- WHAT IS EXPECTED: Compute how many lines in the data below contain "Home"; answer only with that number.

- MATERIALS PROVIDED:
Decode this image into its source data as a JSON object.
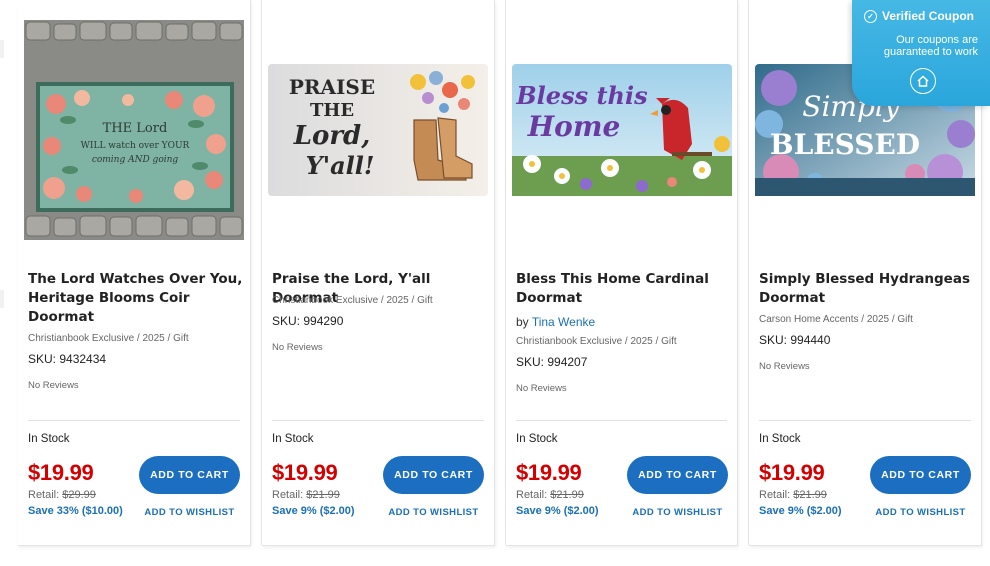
{
  "coupon": {
    "title": "Verified Coupon",
    "subtitle_line1": "Our coupons are",
    "subtitle_line2": "guaranteed to work",
    "accent": "#2aa6dc"
  },
  "colors": {
    "price": "#d40000",
    "brand_blue": "#1c6fc0",
    "link_blue": "#1a6fb5"
  },
  "products": [
    {
      "title": "The Lord Watches Over You, Heritage Blooms Coir Doormat",
      "author_prefix": "",
      "author": "",
      "exclusive": "Christianbook Exclusive / 2025 / Gift",
      "sku": "SKU: 9432434",
      "reviews": "No Reviews",
      "stock": "In Stock",
      "price": "$19.99",
      "retail_label": "Retail:",
      "retail": "$29.99",
      "save": "Save 33% ($10.00)",
      "cart_label": "ADD TO CART",
      "wishlist_label": "ADD TO WISHLIST",
      "image_text_line1": "THE Lord",
      "image_text_line2": "WILL watch over YOUR",
      "image_text_line3": "coming AND going"
    },
    {
      "title": "Praise the Lord, Y'all Doormat",
      "author_prefix": "",
      "author": "",
      "exclusive": "Christianbook Exclusive / 2025 / Gift",
      "sku": "SKU: 994290",
      "reviews": "No Reviews",
      "stock": "In Stock",
      "price": "$19.99",
      "retail_label": "Retail:",
      "retail": "$21.99",
      "save": "Save 9% ($2.00)",
      "cart_label": "ADD TO CART",
      "wishlist_label": "ADD TO WISHLIST",
      "image_text_line1": "PRAISE",
      "image_text_line2": "THE",
      "image_text_line3": "Lord,",
      "image_text_line4": "Y'all!"
    },
    {
      "title": "Bless This Home Cardinal Doormat",
      "author_prefix": "by",
      "author": "Tina Wenke",
      "exclusive": "Christianbook Exclusive / 2025 / Gift",
      "sku": "SKU: 994207",
      "reviews": "No Reviews",
      "stock": "In Stock",
      "price": "$19.99",
      "retail_label": "Retail:",
      "retail": "$21.99",
      "save": "Save 9% ($2.00)",
      "cart_label": "ADD TO CART",
      "wishlist_label": "ADD TO WISHLIST",
      "image_text_line1": "Bless this",
      "image_text_line2": "Home"
    },
    {
      "title": "Simply Blessed Hydrangeas Doormat",
      "author_prefix": "",
      "author": "",
      "exclusive": "Carson Home Accents / 2025 / Gift",
      "sku": "SKU: 994440",
      "reviews": "No Reviews",
      "stock": "In Stock",
      "price": "$19.99",
      "retail_label": "Retail:",
      "retail": "$21.99",
      "save": "Save 9% ($2.00)",
      "cart_label": "ADD TO CART",
      "wishlist_label": "ADD TO WISHLIST",
      "image_text_line1": "Simply",
      "image_text_line2": "BLESSED"
    }
  ]
}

- SOLUTION FOR THIS TASK: 3